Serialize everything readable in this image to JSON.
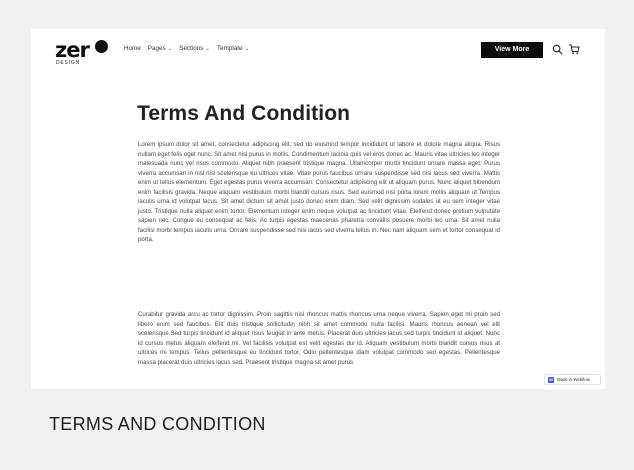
{
  "header": {
    "logo_word": "zer",
    "logo_sub": "DESIGN",
    "menu": [
      {
        "label": "Home",
        "dropdown": false
      },
      {
        "label": "Pages",
        "dropdown": true
      },
      {
        "label": "Sections",
        "dropdown": true
      },
      {
        "label": "Template",
        "dropdown": true
      }
    ],
    "cta_label": "View More",
    "icons": [
      "search-icon",
      "cart-icon"
    ]
  },
  "main": {
    "title": "Terms And Condition",
    "paragraph_1": "Lorem ipsum dolor sit amet, consectetur adipiscing elit, sed do eiusmod tempor incididunt ut labore et dolore magna aliqua. Risus nullam eget felis eget nunc. Sit amet nisl purus in mollis. Condimentum lacinia quis vel eros donec ac. Mauris vitae ultricies leo integer malesuada nunc vel risus commodo. Aliquet nibh praesent tristique magna. Ullamcorper morbi tincidunt ornare massa eget. Purus viverra accumsan in nisl nisi scelerisque eu ultrices vitae. Vitae purus faucibus ornare suspendisse sed nisi lacus sed viverra. Mattis enim ut tellus elementum. Eget egestas purus viverra accumsan. Consectetur adipiscing elit ut aliquam purus. Nunc aliquet bibendum enim facilisis gravida. Neque aliquam vestibulum morbi blandit cursus risus. Sed euismod nisi porta lorem mollis aliquam ut.Tempus iaculis urna id volutpat lacus. Sit amet dictum sit amet justo donec enim diam. Sed velit dignissim sodales ut eu sem integer vitae justo. Tristique nulla aliquet enim tortor. Elementum integer enim neque volutpat ac tincidunt vitae. Eleifend donec pretium vulputate sapien nec. Congue eu consequat ac felis. Ac turpis egestas maecenas pharetra convallis posuere morbi leo urna. Sit amet nulla facilisi morbi tempus iaculis urna. Ornare suspendisse sed nisi lacus sed viverra tellus in. Nec nam aliquam sem et tortor consequat id porta.",
    "paragraph_2": "Curabitur gravida arcu ac tortor dignissim. Proin sagittis nisl rhoncus mattis rhoncus urna neque viverra. Sapien eget mi proin sed libero enim sed faucibus. Elit duis tristique sollicitudin nibh sit amet commodo nulla facilisi. Mauris rhoncus aenean vel elit scelerisque.Sed turpis tincidunt id aliquet risus feugiat in ante metus. Placerat duis ultricies lacus sed turpis tincidunt id aliquet. Nunc id cursus metus aliquam eleifend mi. Vel facilisis volutpat est velit egestas dui id. Aliquam vestibulum morbi blandit cursus risus at ultrices mi tempus. Tellus pellentesque eu tincidunt tortor. Odio pellentesque diam volutpat commodo sed egestas. Pellentesque massa placerat duis ultricies lacus sed. Praesent tristique magna sit amet purus"
  },
  "badge": {
    "label": "Made in Webflow",
    "glyph": "W"
  },
  "caption": "TERMS AND CONDITION"
}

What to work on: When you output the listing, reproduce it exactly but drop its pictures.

Solution to the exercise:
Serialize everything readable in this image to JSON.
{
  "header": {
    "logo_word": "zer",
    "logo_sub": "DESIGN",
    "menu": [
      {
        "label": "Home",
        "dropdown": false
      },
      {
        "label": "Pages",
        "dropdown": true
      },
      {
        "label": "Sections",
        "dropdown": true
      },
      {
        "label": "Template",
        "dropdown": true
      }
    ],
    "cta_label": "View More",
    "icons": [
      "search-icon",
      "cart-icon"
    ]
  },
  "main": {
    "title": "Terms And Condition",
    "paragraph_1": "Lorem ipsum dolor sit amet, consectetur adipiscing elit, sed do eiusmod tempor incididunt ut labore et dolore magna aliqua. Risus nullam eget felis eget nunc. Sit amet nisl purus in mollis. Condimentum lacinia quis vel eros donec ac. Mauris vitae ultricies leo integer malesuada nunc vel risus commodo. Aliquet nibh praesent tristique magna. Ullamcorper morbi tincidunt ornare massa eget. Purus viverra accumsan in nisl nisi scelerisque eu ultrices vitae. Vitae purus faucibus ornare suspendisse sed nisi lacus sed viverra. Mattis enim ut tellus elementum. Eget egestas purus viverra accumsan. Consectetur adipiscing elit ut aliquam purus. Nunc aliquet bibendum enim facilisis gravida. Neque aliquam vestibulum morbi blandit cursus risus. Sed euismod nisi porta lorem mollis aliquam ut.Tempus iaculis urna id volutpat lacus. Sit amet dictum sit amet justo donec enim diam. Sed velit dignissim sodales ut eu sem integer vitae justo. Tristique nulla aliquet enim tortor. Elementum integer enim neque volutpat ac tincidunt vitae. Eleifend donec pretium vulputate sapien nec. Congue eu consequat ac felis. Ac turpis egestas maecenas pharetra convallis posuere morbi leo urna. Sit amet nulla facilisi morbi tempus iaculis urna. Ornare suspendisse sed nisi lacus sed viverra tellus in. Nec nam aliquam sem et tortor consequat id porta.",
    "paragraph_2": "Curabitur gravida arcu ac tortor dignissim. Proin sagittis nisl rhoncus mattis rhoncus urna neque viverra. Sapien eget mi proin sed libero enim sed faucibus. Elit duis tristique sollicitudin nibh sit amet commodo nulla facilisi. Mauris rhoncus aenean vel elit scelerisque.Sed turpis tincidunt id aliquet risus feugiat in ante metus. Placerat duis ultricies lacus sed turpis tincidunt id aliquet. Nunc id cursus metus aliquam eleifend mi. Vel facilisis volutpat est velit egestas dui id. Aliquam vestibulum morbi blandit cursus risus at ultrices mi tempus. Tellus pellentesque eu tincidunt tortor. Odio pellentesque diam volutpat commodo sed egestas. Pellentesque massa placerat duis ultricies lacus sed. Praesent tristique magna sit amet purus"
  },
  "badge": {
    "label": "Made in Webflow",
    "glyph": "W"
  },
  "caption": "TERMS AND CONDITION"
}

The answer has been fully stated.